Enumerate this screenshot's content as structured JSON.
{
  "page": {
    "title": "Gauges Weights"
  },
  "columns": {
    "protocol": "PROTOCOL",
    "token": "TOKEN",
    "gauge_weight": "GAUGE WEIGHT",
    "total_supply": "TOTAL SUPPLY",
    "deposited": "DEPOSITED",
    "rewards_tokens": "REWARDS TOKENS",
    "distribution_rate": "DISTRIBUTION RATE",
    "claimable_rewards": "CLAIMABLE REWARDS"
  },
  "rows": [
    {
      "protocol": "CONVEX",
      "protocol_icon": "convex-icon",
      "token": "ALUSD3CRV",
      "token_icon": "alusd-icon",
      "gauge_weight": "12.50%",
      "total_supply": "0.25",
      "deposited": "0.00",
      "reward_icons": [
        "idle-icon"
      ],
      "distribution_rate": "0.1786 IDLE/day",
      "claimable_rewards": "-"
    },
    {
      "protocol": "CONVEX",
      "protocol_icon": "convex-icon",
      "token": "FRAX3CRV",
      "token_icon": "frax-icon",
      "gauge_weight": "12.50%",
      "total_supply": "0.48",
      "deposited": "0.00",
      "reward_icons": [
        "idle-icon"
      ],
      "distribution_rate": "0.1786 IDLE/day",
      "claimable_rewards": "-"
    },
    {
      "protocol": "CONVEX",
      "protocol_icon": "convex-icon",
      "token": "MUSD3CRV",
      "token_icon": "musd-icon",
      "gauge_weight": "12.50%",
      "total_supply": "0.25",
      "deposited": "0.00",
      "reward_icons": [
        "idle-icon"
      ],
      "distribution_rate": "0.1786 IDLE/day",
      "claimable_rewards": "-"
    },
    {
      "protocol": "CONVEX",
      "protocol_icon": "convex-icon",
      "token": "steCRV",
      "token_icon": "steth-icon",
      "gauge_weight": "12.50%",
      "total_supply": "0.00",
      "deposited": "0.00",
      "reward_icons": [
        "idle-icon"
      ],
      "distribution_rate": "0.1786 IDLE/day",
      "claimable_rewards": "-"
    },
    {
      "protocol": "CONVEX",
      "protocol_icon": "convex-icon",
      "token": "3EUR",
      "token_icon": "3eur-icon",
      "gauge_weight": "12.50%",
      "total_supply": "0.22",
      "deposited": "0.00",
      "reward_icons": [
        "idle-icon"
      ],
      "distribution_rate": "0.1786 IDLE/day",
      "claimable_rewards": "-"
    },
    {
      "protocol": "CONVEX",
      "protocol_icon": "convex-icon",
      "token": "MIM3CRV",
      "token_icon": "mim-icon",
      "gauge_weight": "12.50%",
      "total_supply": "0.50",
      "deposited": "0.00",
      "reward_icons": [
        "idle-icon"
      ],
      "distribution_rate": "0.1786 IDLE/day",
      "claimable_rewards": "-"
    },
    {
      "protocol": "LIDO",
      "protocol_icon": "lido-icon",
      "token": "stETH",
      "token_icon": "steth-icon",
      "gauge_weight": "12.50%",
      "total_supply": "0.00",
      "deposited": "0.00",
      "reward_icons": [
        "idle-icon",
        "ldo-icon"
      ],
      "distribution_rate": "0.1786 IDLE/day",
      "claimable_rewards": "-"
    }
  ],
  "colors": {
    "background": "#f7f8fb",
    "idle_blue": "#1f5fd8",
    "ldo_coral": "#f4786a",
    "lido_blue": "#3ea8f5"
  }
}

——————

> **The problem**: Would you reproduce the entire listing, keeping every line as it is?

> **Your solution**:
Enumerate this screenshot's content as structured JSON.
{
  "page": {
    "title": "Gauges Weights"
  },
  "columns": {
    "protocol": "PROTOCOL",
    "token": "TOKEN",
    "gauge_weight": "GAUGE WEIGHT",
    "total_supply": "TOTAL SUPPLY",
    "deposited": "DEPOSITED",
    "rewards_tokens": "REWARDS TOKENS",
    "distribution_rate": "DISTRIBUTION RATE",
    "claimable_rewards": "CLAIMABLE REWARDS"
  },
  "rows": [
    {
      "protocol": "CONVEX",
      "protocol_icon": "convex-icon",
      "token": "ALUSD3CRV",
      "token_icon": "alusd-icon",
      "gauge_weight": "12.50%",
      "total_supply": "0.25",
      "deposited": "0.00",
      "reward_icons": [
        "idle-icon"
      ],
      "distribution_rate": "0.1786 IDLE/day",
      "claimable_rewards": "-"
    },
    {
      "protocol": "CONVEX",
      "protocol_icon": "convex-icon",
      "token": "FRAX3CRV",
      "token_icon": "frax-icon",
      "gauge_weight": "12.50%",
      "total_supply": "0.48",
      "deposited": "0.00",
      "reward_icons": [
        "idle-icon"
      ],
      "distribution_rate": "0.1786 IDLE/day",
      "claimable_rewards": "-"
    },
    {
      "protocol": "CONVEX",
      "protocol_icon": "convex-icon",
      "token": "MUSD3CRV",
      "token_icon": "musd-icon",
      "gauge_weight": "12.50%",
      "total_supply": "0.25",
      "deposited": "0.00",
      "reward_icons": [
        "idle-icon"
      ],
      "distribution_rate": "0.1786 IDLE/day",
      "claimable_rewards": "-"
    },
    {
      "protocol": "CONVEX",
      "protocol_icon": "convex-icon",
      "token": "steCRV",
      "token_icon": "steth-icon",
      "gauge_weight": "12.50%",
      "total_supply": "0.00",
      "deposited": "0.00",
      "reward_icons": [
        "idle-icon"
      ],
      "distribution_rate": "0.1786 IDLE/day",
      "claimable_rewards": "-"
    },
    {
      "protocol": "CONVEX",
      "protocol_icon": "convex-icon",
      "token": "3EUR",
      "token_icon": "3eur-icon",
      "gauge_weight": "12.50%",
      "total_supply": "0.22",
      "deposited": "0.00",
      "reward_icons": [
        "idle-icon"
      ],
      "distribution_rate": "0.1786 IDLE/day",
      "claimable_rewards": "-"
    },
    {
      "protocol": "CONVEX",
      "protocol_icon": "convex-icon",
      "token": "MIM3CRV",
      "token_icon": "mim-icon",
      "gauge_weight": "12.50%",
      "total_supply": "0.50",
      "deposited": "0.00",
      "reward_icons": [
        "idle-icon"
      ],
      "distribution_rate": "0.1786 IDLE/day",
      "claimable_rewards": "-"
    },
    {
      "protocol": "LIDO",
      "protocol_icon": "lido-icon",
      "token": "stETH",
      "token_icon": "steth-icon",
      "gauge_weight": "12.50%",
      "total_supply": "0.00",
      "deposited": "0.00",
      "reward_icons": [
        "idle-icon",
        "ldo-icon"
      ],
      "distribution_rate": "0.1786 IDLE/day",
      "claimable_rewards": "-"
    }
  ],
  "colors": {
    "background": "#f7f8fb",
    "idle_blue": "#1f5fd8",
    "ldo_coral": "#f4786a",
    "lido_blue": "#3ea8f5"
  }
}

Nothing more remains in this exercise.